Check every line below for the word "FMTestvej" and show those that hold it.
============
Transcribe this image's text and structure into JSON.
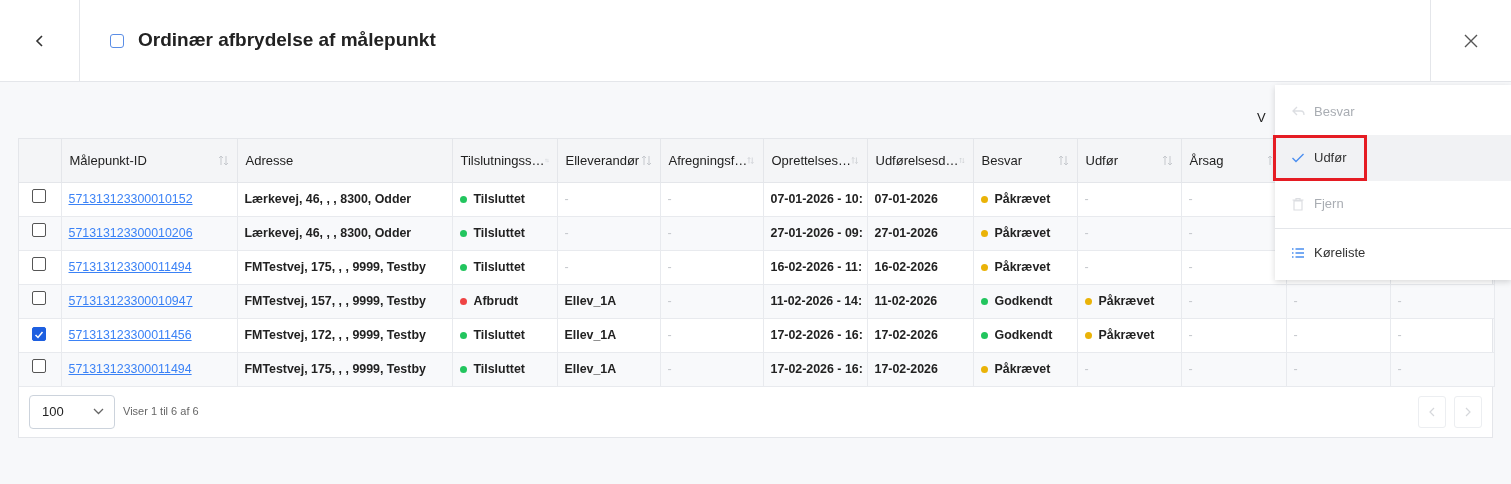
{
  "header": {
    "title": "Ordinær afbrydelse af målepunkt",
    "title_checked": false
  },
  "cut_text": "V",
  "table": {
    "columns": [
      {
        "label": "Målepunkt-ID",
        "sortable": true
      },
      {
        "label": "Adresse",
        "sortable": false
      },
      {
        "label": "Tilslutningss…",
        "sortable": true
      },
      {
        "label": "Elleverandør",
        "sortable": true
      },
      {
        "label": "Afregningsf…",
        "sortable": true
      },
      {
        "label": "Oprettelses…",
        "sortable": true
      },
      {
        "label": "Udførelsesd…",
        "sortable": true
      },
      {
        "label": "Besvar",
        "sortable": true
      },
      {
        "label": "Udfør",
        "sortable": true
      },
      {
        "label": "Årsag",
        "sortable": true
      }
    ],
    "rows": [
      {
        "selected": false,
        "id": "571313123300010152",
        "address": "Lærkevej, 46, , , 8300, Odder",
        "connection": {
          "text": "Tilsluttet",
          "color": "#22c55e"
        },
        "supplier": "-",
        "settlement": "-",
        "created": "07-01-2026 - 10:",
        "executed": "07-01-2026",
        "answer": {
          "text": "Påkrævet",
          "color": "#eab308"
        },
        "perform": "-",
        "reason": "-"
      },
      {
        "selected": false,
        "id": "571313123300010206",
        "address": "Lærkevej, 46, , , 8300, Odder",
        "connection": {
          "text": "Tilsluttet",
          "color": "#22c55e"
        },
        "supplier": "-",
        "settlement": "-",
        "created": "27-01-2026 - 09:",
        "executed": "27-01-2026",
        "answer": {
          "text": "Påkrævet",
          "color": "#eab308"
        },
        "perform": "-",
        "reason": "-"
      },
      {
        "selected": false,
        "id": "571313123300011494",
        "address": "FMTestvej, 175, , , 9999, Testby",
        "connection": {
          "text": "Tilsluttet",
          "color": "#22c55e"
        },
        "supplier": "-",
        "settlement": "-",
        "created": "16-02-2026 - 11:",
        "executed": "16-02-2026",
        "answer": {
          "text": "Påkrævet",
          "color": "#eab308"
        },
        "perform": "-",
        "reason": "-"
      },
      {
        "selected": false,
        "id": "571313123300010947",
        "address": "FMTestvej, 157, , , 9999, Testby",
        "connection": {
          "text": "Afbrudt",
          "color": "#ef4444"
        },
        "supplier": "Ellev_1A",
        "settlement": "-",
        "created": "11-02-2026 - 14:",
        "executed": "11-02-2026",
        "answer": {
          "text": "Godkendt",
          "color": "#22c55e"
        },
        "perform": {
          "text": "Påkrævet",
          "color": "#eab308"
        },
        "reason": "-",
        "column_11": "-",
        "column_12": "-"
      },
      {
        "selected": true,
        "id": "571313123300011456",
        "address": "FMTestvej, 172, , , 9999, Testby",
        "connection": {
          "text": "Tilsluttet",
          "color": "#22c55e"
        },
        "supplier": "Ellev_1A",
        "settlement": "-",
        "created": "17-02-2026 - 16:",
        "executed": "17-02-2026",
        "answer": {
          "text": "Godkendt",
          "color": "#22c55e"
        },
        "perform": {
          "text": "Påkrævet",
          "color": "#eab308"
        },
        "reason": "-",
        "column_11": "-",
        "column_12": "-"
      },
      {
        "selected": false,
        "id": "571313123300011494",
        "address": "FMTestvej, 175, , , 9999, Testby",
        "connection": {
          "text": "Tilsluttet",
          "color": "#22c55e"
        },
        "supplier": "Ellev_1A",
        "settlement": "-",
        "created": "17-02-2026 - 16:",
        "executed": "17-02-2026",
        "answer": {
          "text": "Påkrævet",
          "color": "#eab308"
        },
        "perform": "-",
        "reason": "-",
        "column_11": "-",
        "column_12": "-"
      }
    ],
    "page_size": "100",
    "summary": "Viser 1 til 6 af 6",
    "prev_disabled": true,
    "next_disabled": true
  },
  "menu": {
    "items": [
      {
        "kind": "action",
        "label": "Besvar",
        "disabled": true,
        "selected": false,
        "highlighted": false
      },
      {
        "kind": "action",
        "label": "Udfør",
        "disabled": false,
        "selected": true,
        "highlighted": true
      },
      {
        "kind": "action",
        "label": "Fjern",
        "disabled": true,
        "selected": false,
        "highlighted": false
      },
      {
        "kind": "divider"
      },
      {
        "kind": "action",
        "label": "Køreliste",
        "disabled": false,
        "selected": false,
        "highlighted": false
      }
    ]
  }
}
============
* _Response to the task_
        "address": "FMTestvej, 175, , , 9999, Testby",
        "address": "FMTestvej, 157, , , 9999, Testby",
        "address": "FMTestvej, 172, , , 9999, Testby",
        "address": "FMTestvej, 175, , , 9999, Testby",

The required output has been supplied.